Your order must be $59 or more to qualify for free economy shipping.
Bulk sales, PO's, Marketplace items, eBooks and apparel do not qualify for this offer.
Get Rewarded for Ordering Your Textbooks!Enroll Now
Customer ReviewsRead Reviews
Write a Review
List Price: $13.87
The religious revival that flourished in the early nineteenth century and changed American life found its most spectacular expression in Rochester, New York. The revival, in Rochester and elsewhere, made the United States the most militantly Protestant nation on earth and had an enormous influence on many Northern antebellum reform movements, including abolition and temperance. But although many historians have discussed its profound and wide-ranging effects, we know very little about its causes.A Shopkeeper's Millenniumnot only explores the interconnections between these vitally important economic, social, political, and religious changes but presents an evocative picture of a rapidly growing frontier city.
Paul E. Johnson is Professor of History at the University of Utah, where he teaches American social history, specializing in history of popular religion.
Table of Contents
"Johnson's book is indispensable for any understanding of the evangelical revival and related reform movements in New York's 'burned-over district.' No less important, Professor Johnson has brilliantly fused the quantitative methods of the 'new social history' with a sparkling style and an imaginative reconstruction of social reality. Both in substantive conclusions and as a model for future regional studies, A Shopkeeper's Millennium is one of the freshest and most exciting books I have read in the past few years."--David Brion Davis, Yale University

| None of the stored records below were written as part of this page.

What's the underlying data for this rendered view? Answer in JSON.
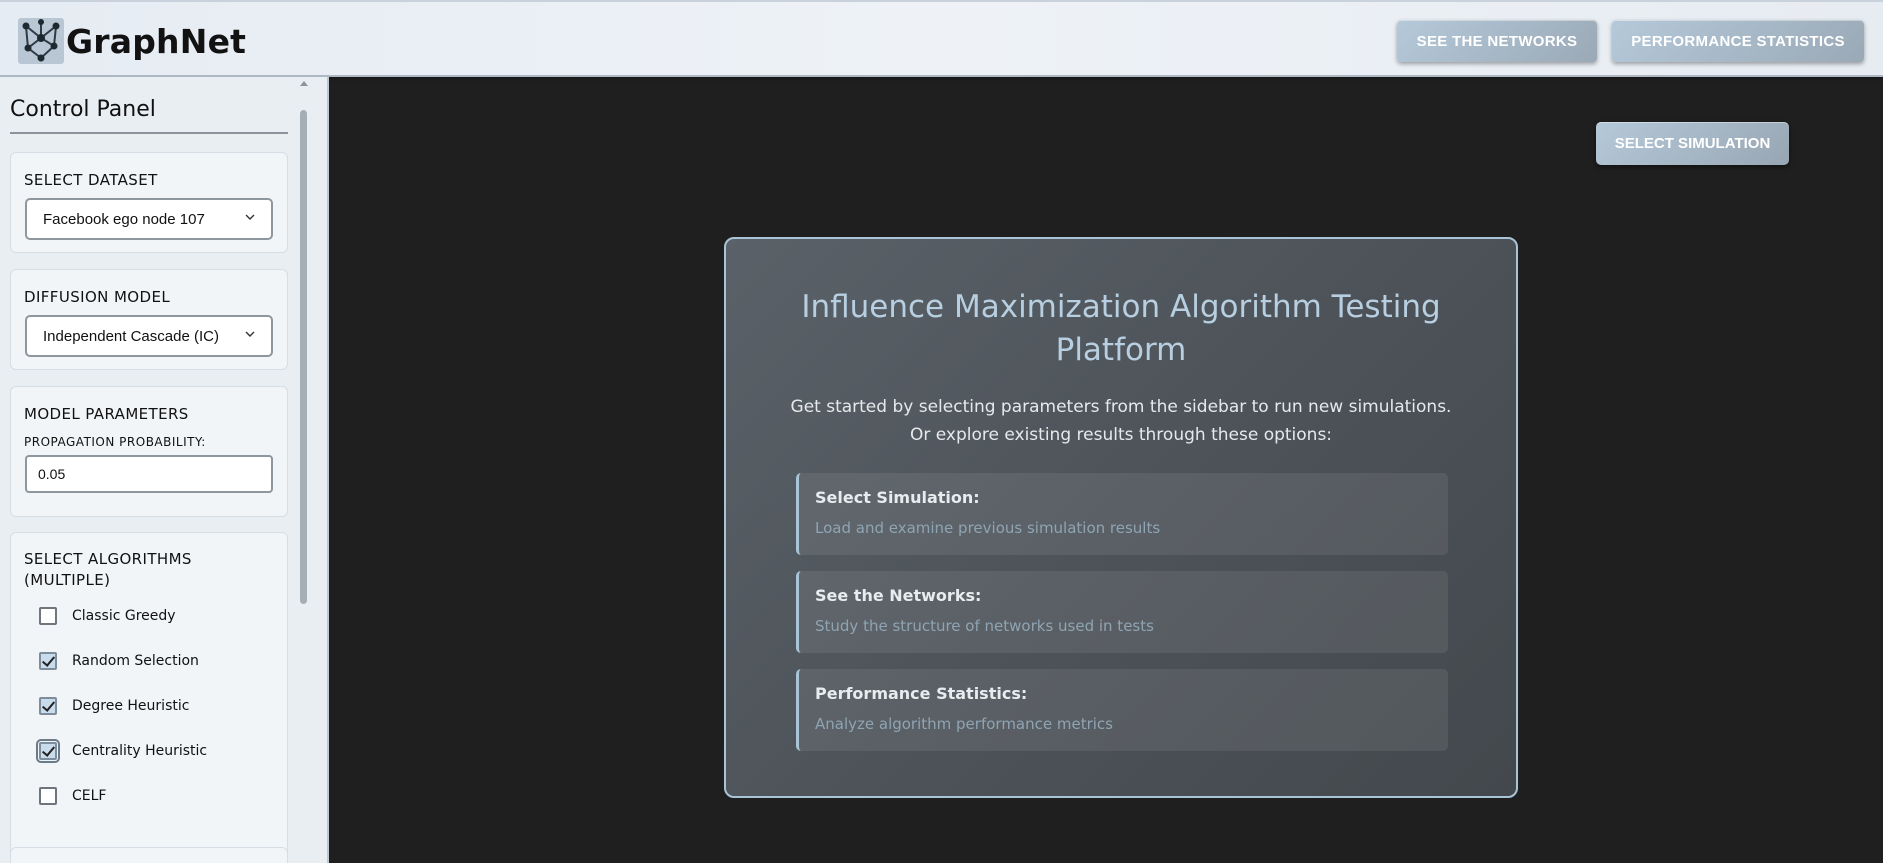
{
  "header": {
    "brand": "GraphNet",
    "buttons": {
      "networks": "SEE THE NETWORKS",
      "performance": "PERFORMANCE STATISTICS"
    }
  },
  "sidebar": {
    "title": "Control Panel",
    "dataset": {
      "heading": "SELECT DATASET",
      "selected": "Facebook ego node 107"
    },
    "diffusion": {
      "heading": "DIFFUSION MODEL",
      "selected": "Independent Cascade (IC)"
    },
    "params": {
      "heading": "MODEL PARAMETERS",
      "prob_label": "PROPAGATION PROBABILITY:",
      "prob_value": "0.05"
    },
    "algorithms": {
      "heading_line1": "SELECT ALGORITHMS",
      "heading_line2": "(MULTIPLE)",
      "items": [
        {
          "label": "Classic Greedy",
          "checked": false
        },
        {
          "label": "Random Selection",
          "checked": true
        },
        {
          "label": "Degree Heuristic",
          "checked": true
        },
        {
          "label": "Centrality Heuristic",
          "checked": true
        },
        {
          "label": "CELF",
          "checked": false
        }
      ]
    }
  },
  "main": {
    "select_simulation_button": "SELECT SIMULATION",
    "panel": {
      "title": "Influence Maximization Algorithm Testing Platform",
      "desc_line1": "Get started by selecting parameters from the sidebar to run new simulations.",
      "desc_line2": "Or explore existing results through these options:",
      "options": [
        {
          "title": "Select Simulation:",
          "desc": "Load and examine previous simulation results"
        },
        {
          "title": "See the Networks:",
          "desc": "Study the structure of networks used in tests"
        },
        {
          "title": "Performance Statistics:",
          "desc": "Analyze algorithm performance metrics"
        }
      ]
    }
  },
  "colors": {
    "accent": "#a9c4d6",
    "button": "#b5c9da",
    "main_bg": "#1f1f1f",
    "title_text": "#b7cfe0"
  },
  "icons": [
    "network-graph-icon",
    "chevron-down-icon",
    "checkmark-icon"
  ]
}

"This is far more than a study of local history, and more even than a provocative interpretation of the social sources of religious revivalism. It is a brilliant pioneering assault upon the most important unaddressed problem in American historiography--how our society and very personalities were transformed by the rapid advance of the capitalist market in the earlier twentieth century."--Charles Sellers, University of California, Berkeley